WORK INSTRUCTION -
For the records below, count the lines containing the word "Impresee" and reply with the number alone.

^^^^

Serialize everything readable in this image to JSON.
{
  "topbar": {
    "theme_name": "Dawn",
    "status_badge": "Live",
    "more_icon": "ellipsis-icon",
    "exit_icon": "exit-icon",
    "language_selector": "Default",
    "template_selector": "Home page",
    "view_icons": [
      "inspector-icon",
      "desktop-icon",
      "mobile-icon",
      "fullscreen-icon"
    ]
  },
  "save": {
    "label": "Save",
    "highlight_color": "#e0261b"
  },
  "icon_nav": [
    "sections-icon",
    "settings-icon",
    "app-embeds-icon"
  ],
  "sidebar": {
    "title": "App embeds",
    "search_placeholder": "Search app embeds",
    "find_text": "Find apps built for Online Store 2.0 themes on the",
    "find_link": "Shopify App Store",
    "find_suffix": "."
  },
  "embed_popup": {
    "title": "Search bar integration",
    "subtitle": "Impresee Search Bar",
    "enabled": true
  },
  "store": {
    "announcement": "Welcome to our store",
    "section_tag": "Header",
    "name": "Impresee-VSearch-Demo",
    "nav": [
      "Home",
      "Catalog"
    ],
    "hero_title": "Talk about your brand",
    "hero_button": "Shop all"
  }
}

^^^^

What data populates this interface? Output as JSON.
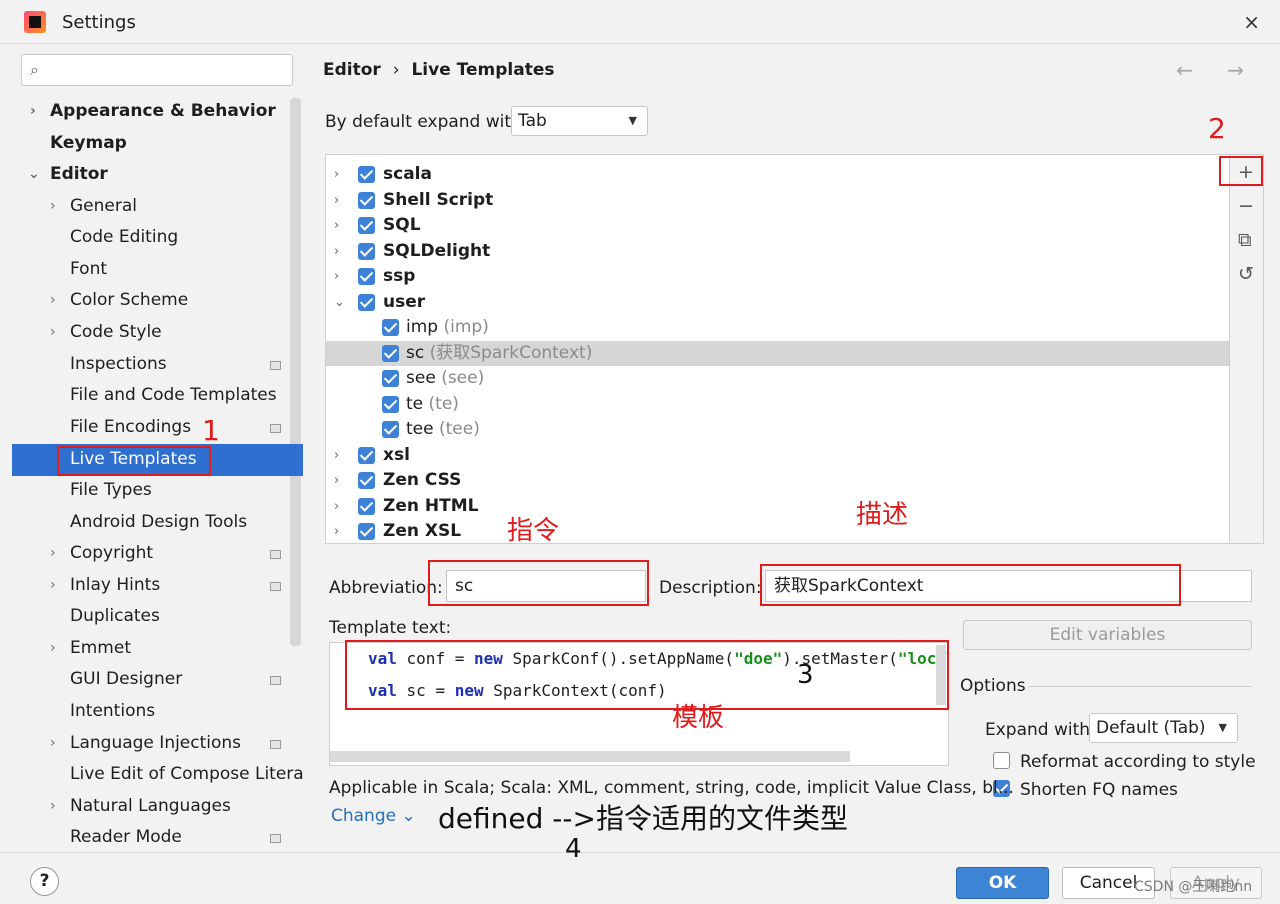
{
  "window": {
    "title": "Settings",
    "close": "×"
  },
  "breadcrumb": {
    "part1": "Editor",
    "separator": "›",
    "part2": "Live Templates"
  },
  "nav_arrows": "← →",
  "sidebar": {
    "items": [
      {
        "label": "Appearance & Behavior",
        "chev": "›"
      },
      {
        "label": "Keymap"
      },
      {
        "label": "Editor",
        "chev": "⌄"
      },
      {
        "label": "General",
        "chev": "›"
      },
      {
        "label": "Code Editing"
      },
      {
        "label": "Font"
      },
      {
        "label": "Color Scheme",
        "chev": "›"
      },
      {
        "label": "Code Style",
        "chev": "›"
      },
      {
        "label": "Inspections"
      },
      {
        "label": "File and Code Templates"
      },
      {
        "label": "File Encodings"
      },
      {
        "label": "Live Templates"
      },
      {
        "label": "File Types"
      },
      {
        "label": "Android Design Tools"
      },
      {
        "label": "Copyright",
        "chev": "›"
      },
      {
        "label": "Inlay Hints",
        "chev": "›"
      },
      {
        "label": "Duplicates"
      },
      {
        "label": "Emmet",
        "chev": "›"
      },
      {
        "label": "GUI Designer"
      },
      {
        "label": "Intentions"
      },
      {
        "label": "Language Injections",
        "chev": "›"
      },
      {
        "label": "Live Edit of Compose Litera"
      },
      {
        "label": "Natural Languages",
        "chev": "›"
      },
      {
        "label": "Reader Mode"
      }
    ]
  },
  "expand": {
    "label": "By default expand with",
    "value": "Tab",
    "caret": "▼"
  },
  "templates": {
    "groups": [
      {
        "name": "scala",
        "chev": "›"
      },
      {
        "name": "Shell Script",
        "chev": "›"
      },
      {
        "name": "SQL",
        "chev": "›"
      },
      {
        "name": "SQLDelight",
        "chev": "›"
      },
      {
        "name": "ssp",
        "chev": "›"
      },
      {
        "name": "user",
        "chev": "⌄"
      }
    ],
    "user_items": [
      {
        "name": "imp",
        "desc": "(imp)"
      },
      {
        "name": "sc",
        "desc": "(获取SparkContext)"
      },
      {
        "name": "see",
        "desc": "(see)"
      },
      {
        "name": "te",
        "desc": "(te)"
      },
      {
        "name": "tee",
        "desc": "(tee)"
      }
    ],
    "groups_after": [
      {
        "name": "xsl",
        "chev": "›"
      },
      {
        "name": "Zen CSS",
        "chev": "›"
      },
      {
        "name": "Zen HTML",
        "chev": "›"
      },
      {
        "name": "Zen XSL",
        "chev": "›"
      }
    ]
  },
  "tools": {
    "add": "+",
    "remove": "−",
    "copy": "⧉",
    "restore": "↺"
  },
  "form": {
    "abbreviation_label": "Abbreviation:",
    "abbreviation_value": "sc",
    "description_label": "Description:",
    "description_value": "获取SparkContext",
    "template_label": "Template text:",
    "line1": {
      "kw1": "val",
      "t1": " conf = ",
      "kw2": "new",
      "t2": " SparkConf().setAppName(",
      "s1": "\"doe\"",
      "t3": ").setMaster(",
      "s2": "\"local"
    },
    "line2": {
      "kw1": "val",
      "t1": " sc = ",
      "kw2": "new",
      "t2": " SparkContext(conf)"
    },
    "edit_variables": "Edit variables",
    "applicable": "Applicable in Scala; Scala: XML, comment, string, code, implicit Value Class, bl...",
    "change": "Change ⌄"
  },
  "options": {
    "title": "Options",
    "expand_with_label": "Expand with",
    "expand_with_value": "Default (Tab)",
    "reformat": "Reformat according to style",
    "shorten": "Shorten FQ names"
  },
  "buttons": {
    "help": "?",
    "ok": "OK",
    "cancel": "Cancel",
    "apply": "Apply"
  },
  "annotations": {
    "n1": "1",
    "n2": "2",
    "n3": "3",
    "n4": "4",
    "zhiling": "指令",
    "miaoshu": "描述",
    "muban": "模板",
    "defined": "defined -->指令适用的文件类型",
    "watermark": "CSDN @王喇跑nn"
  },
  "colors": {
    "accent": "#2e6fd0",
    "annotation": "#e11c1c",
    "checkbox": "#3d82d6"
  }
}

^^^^

TASK ANSWER -
2